However, the above tactic will work for only so long. At some point, you will need dedicated time to be able to go out to events and to network. My husband and I invested in full-time daycare, which gave me the ability to focus on building new skills, finding clients and networking. If full-time isn’t an option, you can ask a family member to help watch the baby or get childcare part-time. Alternatively, network when your partner can be home and watch the baby. This is where the 100% buy-in comes in handy. Your partner must be willing to take over baby duty so you can focus.
Prepare for the Roller Coaster and Keep on Keepin’ On
They tell you to prepare for the postpartum emotional roller coaster. Joy one minute, crying the next…
Well, this is pretty similar. One day you’ll feel like you’re making great progress, and the next you’ll be wondering what the hell you’re even doing. This is, sadly and gladly, a normal part of the journey.
I heard the expression “Keep On Keepin’ On” when I started looking for work after maternity leave, and it stuck with me. In the moments when I felt down, I repeated it to myself and it helped me keep going.
I also reminded myself that every great journey begins with small steps, and all I have to do is put one foot in front of the other.
Learn From Your Kid
I am amazed at my son’s persistence and tenaciousness. He came into this world with a few instincts and almost no skills. Now, at 16 months, he’s running around and trying to talk. To get here, he’s taken falls and failed many times. He still does. Watching him is a lovely reminder that we all started at zero and have learned skills by practicing, trying and not giving up.
As I went through my career transition and continue to grow in my new career, my son is a wonderful and joyful source of inspiration. He not only reminds me why I decided to do this, but also that each of us can achieve many things if we’re willing to take a step, fall, stand up and try again.
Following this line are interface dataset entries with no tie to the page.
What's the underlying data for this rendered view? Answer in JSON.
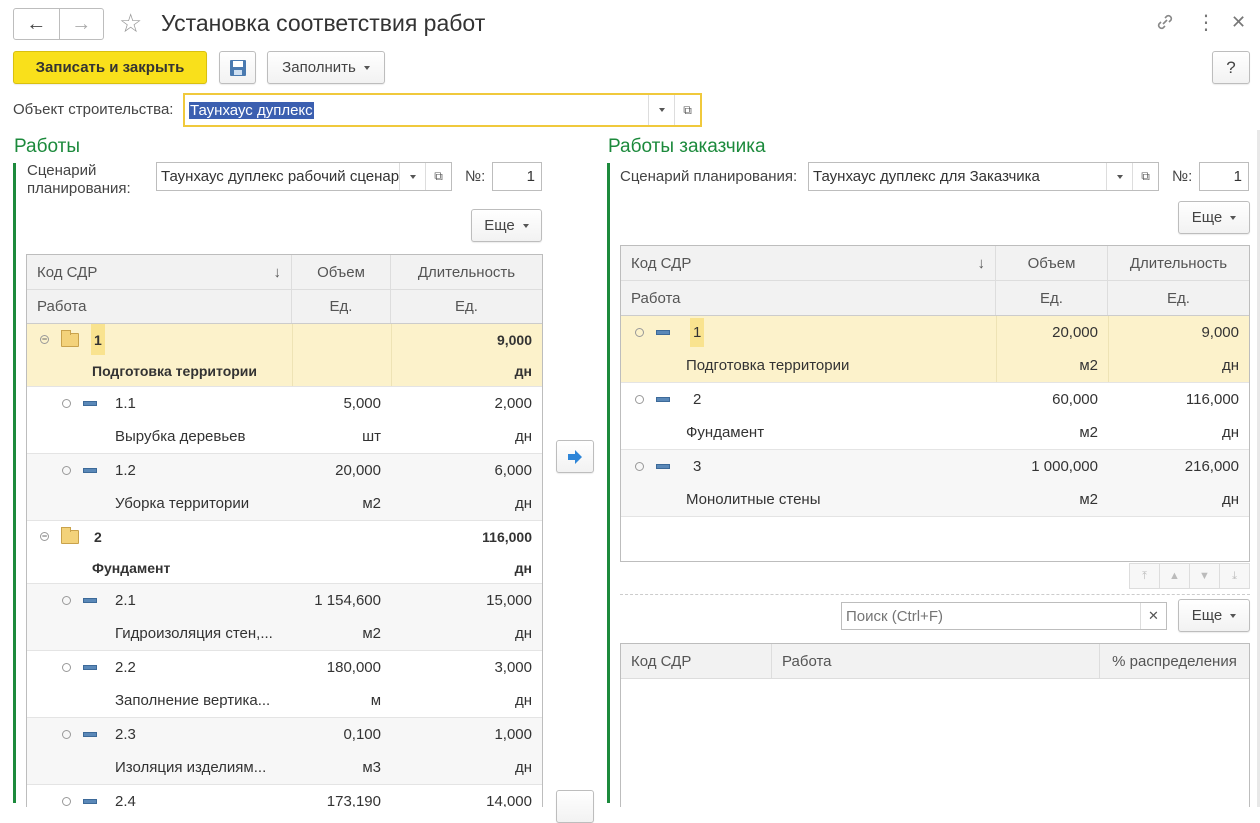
{
  "header": {
    "title": "Установка соответствия работ",
    "back_icon": "←",
    "forward_icon": "→",
    "star_icon": "☆",
    "link_icon": "🔗",
    "more_icon": "⋮",
    "close_icon": "✕"
  },
  "toolbar": {
    "save_close_label": "Записать и закрыть",
    "fill_label": "Заполнить",
    "help_label": "?"
  },
  "object": {
    "label": "Объект строительства:",
    "value": "Таунхаус дуплекс"
  },
  "left": {
    "section_title": "Работы",
    "scenario_label_1": "Сценарий",
    "scenario_label_2": "планирования:",
    "scenario_value": "Таунхаус дуплекс рабочий сценарий",
    "num_label": "№:",
    "num_value": "1",
    "more_label": "Еще",
    "columns": {
      "code": "Код СДР",
      "volume": "Объем",
      "duration": "Длительность",
      "work": "Работа",
      "unit1": "Ед.",
      "unit2": "Ед."
    },
    "sort_icon": "↓",
    "rows": [
      {
        "code": "1",
        "name": "Подготовка территории",
        "volume": "",
        "unit": "",
        "duration": "9,000",
        "dunit": "дн"
      },
      {
        "code": "1.1",
        "name": "Вырубка деревьев",
        "volume": "5,000",
        "unit": "шт",
        "duration": "2,000",
        "dunit": "дн"
      },
      {
        "code": "1.2",
        "name": "Уборка территории",
        "volume": "20,000",
        "unit": "м2",
        "duration": "6,000",
        "dunit": "дн"
      },
      {
        "code": "2",
        "name": "Фундамент",
        "volume": "",
        "unit": "",
        "duration": "116,000",
        "dunit": "дн"
      },
      {
        "code": "2.1",
        "name": "Гидроизоляция стен,...",
        "volume": "1 154,600",
        "unit": "м2",
        "duration": "15,000",
        "dunit": "дн"
      },
      {
        "code": "2.2",
        "name": "Заполнение вертика...",
        "volume": "180,000",
        "unit": "м",
        "duration": "3,000",
        "dunit": "дн"
      },
      {
        "code": "2.3",
        "name": "Изоляция изделиям...",
        "volume": "0,100",
        "unit": "м3",
        "duration": "1,000",
        "dunit": "дн"
      },
      {
        "code": "2.4",
        "name": "",
        "volume": "173,190",
        "unit": "",
        "duration": "14,000",
        "dunit": ""
      }
    ]
  },
  "transfer_icon": "➡",
  "right": {
    "section_title": "Работы заказчика",
    "scenario_label": "Сценарий планирования:",
    "scenario_value": "Таунхаус дуплекс для Заказчика",
    "num_label": "№:",
    "num_value": "1",
    "more_label": "Еще",
    "columns": {
      "code": "Код СДР",
      "volume": "Объем",
      "duration": "Длительность",
      "work": "Работа",
      "unit1": "Ед.",
      "unit2": "Ед."
    },
    "sort_icon": "↓",
    "rows": [
      {
        "code": "1",
        "name": "Подготовка территории",
        "volume": "20,000",
        "unit": "м2",
        "duration": "9,000",
        "dunit": "дн"
      },
      {
        "code": "2",
        "name": "Фундамент",
        "volume": "60,000",
        "unit": "м2",
        "duration": "116,000",
        "dunit": "дн"
      },
      {
        "code": "3",
        "name": "Монолитные стены",
        "volume": "1 000,000",
        "unit": "м2",
        "duration": "216,000",
        "dunit": "дн"
      }
    ],
    "search_placeholder": "Поиск (Ctrl+F)",
    "search_clear_icon": "✕",
    "more2_label": "Еще",
    "dist_columns": {
      "code": "Код СДР",
      "work": "Работа",
      "percent": "% распределения"
    }
  }
}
If you have any questions, feel free to get in touch via comments or in the Contact section of my portfolio (www.aprokhorova.com/contact).